Will you quote all of the entries, word for word?

(DATASET begins)

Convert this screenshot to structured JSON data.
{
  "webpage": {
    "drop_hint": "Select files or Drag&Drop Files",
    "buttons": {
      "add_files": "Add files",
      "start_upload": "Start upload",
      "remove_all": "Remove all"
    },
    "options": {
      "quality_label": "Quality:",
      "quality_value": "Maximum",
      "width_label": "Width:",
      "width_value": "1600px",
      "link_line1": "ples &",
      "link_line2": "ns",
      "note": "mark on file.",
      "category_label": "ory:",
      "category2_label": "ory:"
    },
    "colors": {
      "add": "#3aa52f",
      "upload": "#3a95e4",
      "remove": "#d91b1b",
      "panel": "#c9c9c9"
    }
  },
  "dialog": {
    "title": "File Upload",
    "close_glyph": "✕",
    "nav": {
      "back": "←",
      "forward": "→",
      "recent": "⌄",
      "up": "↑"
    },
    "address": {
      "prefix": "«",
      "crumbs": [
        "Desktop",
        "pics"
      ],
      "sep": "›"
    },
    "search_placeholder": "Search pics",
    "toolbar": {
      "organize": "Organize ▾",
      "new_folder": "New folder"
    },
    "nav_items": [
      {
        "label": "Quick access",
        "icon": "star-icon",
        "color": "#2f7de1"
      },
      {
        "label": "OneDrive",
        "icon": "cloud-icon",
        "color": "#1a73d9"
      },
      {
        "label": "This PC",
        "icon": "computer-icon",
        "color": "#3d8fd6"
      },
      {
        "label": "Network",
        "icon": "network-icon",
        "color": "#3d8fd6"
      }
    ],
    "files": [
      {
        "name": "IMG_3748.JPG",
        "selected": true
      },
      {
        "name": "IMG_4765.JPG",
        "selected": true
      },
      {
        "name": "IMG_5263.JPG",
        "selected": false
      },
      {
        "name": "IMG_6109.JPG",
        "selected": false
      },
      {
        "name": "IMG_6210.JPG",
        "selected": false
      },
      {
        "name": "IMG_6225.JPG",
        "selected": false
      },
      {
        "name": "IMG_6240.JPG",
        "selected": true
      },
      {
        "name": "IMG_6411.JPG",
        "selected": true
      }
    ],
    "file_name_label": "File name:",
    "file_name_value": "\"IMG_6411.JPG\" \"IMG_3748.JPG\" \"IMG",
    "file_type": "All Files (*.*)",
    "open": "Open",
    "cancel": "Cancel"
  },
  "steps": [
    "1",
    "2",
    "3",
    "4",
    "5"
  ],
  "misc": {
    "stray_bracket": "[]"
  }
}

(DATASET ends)

* [ANSWER SECTION]
Convert this screenshot to structured JSON data.
{
  "webpage": {
    "drop_hint": "Select files or Drag&Drop Files",
    "buttons": {
      "add_files": "Add files",
      "start_upload": "Start upload",
      "remove_all": "Remove all"
    },
    "options": {
      "quality_label": "Quality:",
      "quality_value": "Maximum",
      "width_label": "Width:",
      "width_value": "1600px",
      "link_line1": "ples &",
      "link_line2": "ns",
      "note": "mark on file.",
      "category_label": "ory:",
      "category2_label": "ory:"
    },
    "colors": {
      "add": "#3aa52f",
      "upload": "#3a95e4",
      "remove": "#d91b1b",
      "panel": "#c9c9c9"
    }
  },
  "dialog": {
    "title": "File Upload",
    "close_glyph": "✕",
    "nav": {
      "back": "←",
      "forward": "→",
      "recent": "⌄",
      "up": "↑"
    },
    "address": {
      "prefix": "«",
      "crumbs": [
        "Desktop",
        "pics"
      ],
      "sep": "›"
    },
    "search_placeholder": "Search pics",
    "toolbar": {
      "organize": "Organize ▾",
      "new_folder": "New folder"
    },
    "nav_items": [
      {
        "label": "Quick access",
        "icon": "star-icon",
        "color": "#2f7de1"
      },
      {
        "label": "OneDrive",
        "icon": "cloud-icon",
        "color": "#1a73d9"
      },
      {
        "label": "This PC",
        "icon": "computer-icon",
        "color": "#3d8fd6"
      },
      {
        "label": "Network",
        "icon": "network-icon",
        "color": "#3d8fd6"
      }
    ],
    "files": [
      {
        "name": "IMG_3748.JPG",
        "selected": true
      },
      {
        "name": "IMG_4765.JPG",
        "selected": true
      },
      {
        "name": "IMG_5263.JPG",
        "selected": false
      },
      {
        "name": "IMG_6109.JPG",
        "selected": false
      },
      {
        "name": "IMG_6210.JPG",
        "selected": false
      },
      {
        "name": "IMG_6225.JPG",
        "selected": false
      },
      {
        "name": "IMG_6240.JPG",
        "selected": true
      },
      {
        "name": "IMG_6411.JPG",
        "selected": true
      }
    ],
    "file_name_label": "File name:",
    "file_name_value": "\"IMG_6411.JPG\" \"IMG_3748.JPG\" \"IMG",
    "file_type": "All Files (*.*)",
    "open": "Open",
    "cancel": "Cancel"
  },
  "steps": [
    "1",
    "2",
    "3",
    "4",
    "5"
  ],
  "misc": {
    "stray_bracket": "[]"
  }
}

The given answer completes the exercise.